JOHANNESBURG - Brazil have reaped dividends from ditching their traditional, attacking style for a more pragmatic approach, coach Dunga said on Monday.
The 46-year-old said that since 1989 - when Brazil began to move to a less artistic, European type of game and also when Dunga himself began his national team involvement - the South Americans had won a hatful of titles,
"In Brazil, they're always saying we don't play beautiful football anymore," Dunga told reporters on the eve of his team's opening World Cup game against North Korea.
"But there's one point I'd like to make: in 1989, Brazil had not won the Copa America for 30 or 40 years and the World Cup for 20 years.
"Since then, we have won the World Cup in 1994, finished runners-up in 1998, won the World Cup again in 2002, the Copa America in 1989, plus four more times ..."
"I've seen attendances rise at Brazilian games, including lots of young people under 40.
"Everyone has his taste and is entitled to express how he wants the team to play.
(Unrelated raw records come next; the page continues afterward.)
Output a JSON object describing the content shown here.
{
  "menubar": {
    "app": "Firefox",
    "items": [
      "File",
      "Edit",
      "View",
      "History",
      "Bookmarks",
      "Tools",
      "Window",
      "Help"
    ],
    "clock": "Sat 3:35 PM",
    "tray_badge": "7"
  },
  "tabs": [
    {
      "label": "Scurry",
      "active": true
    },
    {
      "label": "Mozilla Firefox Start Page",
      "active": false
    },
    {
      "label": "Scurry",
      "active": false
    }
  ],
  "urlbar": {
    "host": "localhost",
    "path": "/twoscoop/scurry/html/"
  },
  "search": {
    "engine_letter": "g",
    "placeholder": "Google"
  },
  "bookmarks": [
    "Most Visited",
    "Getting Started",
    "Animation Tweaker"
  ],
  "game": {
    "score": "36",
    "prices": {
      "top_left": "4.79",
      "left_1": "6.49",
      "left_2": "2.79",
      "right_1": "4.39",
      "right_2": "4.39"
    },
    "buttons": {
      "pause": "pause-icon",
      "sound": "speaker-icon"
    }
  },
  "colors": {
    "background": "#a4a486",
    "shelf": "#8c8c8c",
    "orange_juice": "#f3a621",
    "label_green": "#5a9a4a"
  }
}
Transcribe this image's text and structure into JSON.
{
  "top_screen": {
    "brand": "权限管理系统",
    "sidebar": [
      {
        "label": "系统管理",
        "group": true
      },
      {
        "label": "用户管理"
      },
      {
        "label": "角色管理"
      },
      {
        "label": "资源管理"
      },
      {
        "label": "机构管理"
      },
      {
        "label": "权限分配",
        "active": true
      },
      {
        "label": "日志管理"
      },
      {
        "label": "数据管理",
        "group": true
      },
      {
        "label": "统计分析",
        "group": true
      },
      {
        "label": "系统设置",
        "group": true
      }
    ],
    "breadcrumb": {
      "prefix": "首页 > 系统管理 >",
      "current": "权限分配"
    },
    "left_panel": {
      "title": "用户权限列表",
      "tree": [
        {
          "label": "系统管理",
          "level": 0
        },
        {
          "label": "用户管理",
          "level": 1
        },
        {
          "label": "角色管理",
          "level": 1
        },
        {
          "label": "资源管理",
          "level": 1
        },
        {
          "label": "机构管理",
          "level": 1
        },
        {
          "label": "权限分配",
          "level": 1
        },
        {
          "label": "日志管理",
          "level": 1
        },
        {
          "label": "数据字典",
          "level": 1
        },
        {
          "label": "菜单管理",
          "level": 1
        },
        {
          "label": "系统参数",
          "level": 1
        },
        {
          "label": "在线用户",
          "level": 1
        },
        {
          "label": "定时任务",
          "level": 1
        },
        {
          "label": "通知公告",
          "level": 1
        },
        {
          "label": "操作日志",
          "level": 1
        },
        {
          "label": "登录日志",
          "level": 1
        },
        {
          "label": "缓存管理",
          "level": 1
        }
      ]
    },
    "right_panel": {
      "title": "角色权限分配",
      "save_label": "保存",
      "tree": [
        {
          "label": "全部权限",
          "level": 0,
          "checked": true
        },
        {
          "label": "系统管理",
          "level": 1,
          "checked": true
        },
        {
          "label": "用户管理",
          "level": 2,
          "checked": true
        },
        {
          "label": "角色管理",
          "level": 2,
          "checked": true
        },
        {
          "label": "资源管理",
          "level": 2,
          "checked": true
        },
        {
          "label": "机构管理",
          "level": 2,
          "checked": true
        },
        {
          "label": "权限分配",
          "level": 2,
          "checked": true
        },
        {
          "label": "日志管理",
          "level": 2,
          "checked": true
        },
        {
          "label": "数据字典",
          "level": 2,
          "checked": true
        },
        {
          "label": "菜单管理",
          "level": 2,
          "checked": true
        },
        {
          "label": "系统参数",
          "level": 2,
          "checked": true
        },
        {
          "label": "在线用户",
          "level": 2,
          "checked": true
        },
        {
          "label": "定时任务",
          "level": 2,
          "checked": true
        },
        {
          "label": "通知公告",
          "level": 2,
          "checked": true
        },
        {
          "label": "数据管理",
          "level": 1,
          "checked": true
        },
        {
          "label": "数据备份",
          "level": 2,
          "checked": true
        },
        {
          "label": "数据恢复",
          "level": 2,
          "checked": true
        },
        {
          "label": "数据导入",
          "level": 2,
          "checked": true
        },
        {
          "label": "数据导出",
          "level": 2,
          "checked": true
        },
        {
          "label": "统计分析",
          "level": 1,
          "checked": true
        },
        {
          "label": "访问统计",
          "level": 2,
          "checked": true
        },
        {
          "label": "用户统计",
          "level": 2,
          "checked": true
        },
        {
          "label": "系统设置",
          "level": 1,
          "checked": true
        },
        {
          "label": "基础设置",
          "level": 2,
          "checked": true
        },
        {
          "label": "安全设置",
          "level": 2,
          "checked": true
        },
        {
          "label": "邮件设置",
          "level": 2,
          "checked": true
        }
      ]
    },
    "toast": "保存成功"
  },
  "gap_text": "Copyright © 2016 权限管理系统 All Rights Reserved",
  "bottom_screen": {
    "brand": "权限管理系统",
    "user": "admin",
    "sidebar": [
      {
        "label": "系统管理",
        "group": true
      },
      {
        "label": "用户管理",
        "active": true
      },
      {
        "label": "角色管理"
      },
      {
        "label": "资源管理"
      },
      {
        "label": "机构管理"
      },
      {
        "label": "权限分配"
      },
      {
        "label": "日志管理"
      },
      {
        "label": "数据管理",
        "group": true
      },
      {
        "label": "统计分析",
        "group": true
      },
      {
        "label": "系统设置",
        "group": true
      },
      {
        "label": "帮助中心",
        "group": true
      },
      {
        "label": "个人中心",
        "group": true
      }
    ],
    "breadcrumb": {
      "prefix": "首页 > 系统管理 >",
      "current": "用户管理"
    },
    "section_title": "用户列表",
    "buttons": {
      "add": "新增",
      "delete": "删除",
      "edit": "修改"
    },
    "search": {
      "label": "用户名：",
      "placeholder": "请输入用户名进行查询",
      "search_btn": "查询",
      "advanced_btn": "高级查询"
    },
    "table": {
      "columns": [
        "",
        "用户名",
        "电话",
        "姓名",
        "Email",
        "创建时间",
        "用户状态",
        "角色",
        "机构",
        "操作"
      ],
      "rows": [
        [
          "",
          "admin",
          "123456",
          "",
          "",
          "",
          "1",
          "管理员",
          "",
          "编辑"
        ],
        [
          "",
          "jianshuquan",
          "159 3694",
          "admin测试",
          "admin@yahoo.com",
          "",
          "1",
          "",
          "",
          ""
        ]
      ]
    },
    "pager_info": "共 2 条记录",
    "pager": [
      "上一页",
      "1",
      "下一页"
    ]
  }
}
I like to win.
"In any case, a team which scores more than 100 goals must have some creativity."
Brazilian football has been in something of an identity crisis since 1982, when one of the most stylish teams the World Cup has ever seen failed to win the trophy.
A similar failure in 1986 led to further questioning of Brazil's so-called "jogo bonito" (Beautiful Game).
In 1990, Brazil changed their style completely and Dunga's battling style was seen as personifying the new approach. However, when they went out in the second round to Italy, Dunga was made the scapegoat.
Dunga bounced back to captain the 1994 and 1998 teams, and has been coach since just after the 2006 World Cup, winning the Copa America and Confederations Cup.
Brazil have been more entertaining in some recent World Cups than others but have never reached the mesmerising heights of 1982 in terms of the quality of their football.
Although he rarely shows it, Dunga said he had enjoyed coaching the team.
"It seems like a long time since that first game against Norway but it goes quickly," he reminisced.
"You don't have time to appreciate it. I've been here for four years and I want more.
"You put on the Brazil kit and you think how many people would like to be here. You're lucky to be here representing your country and doing what you like the most."
He then reverted to his favourite subject - his testy relationship with the media - by saying that they had an unfair advantage.
"Those guys sit there and knock me for 24 hours and when I make one comment back, I'm the grumpy one and the other guy is nice, fun-loving, happy-friendly."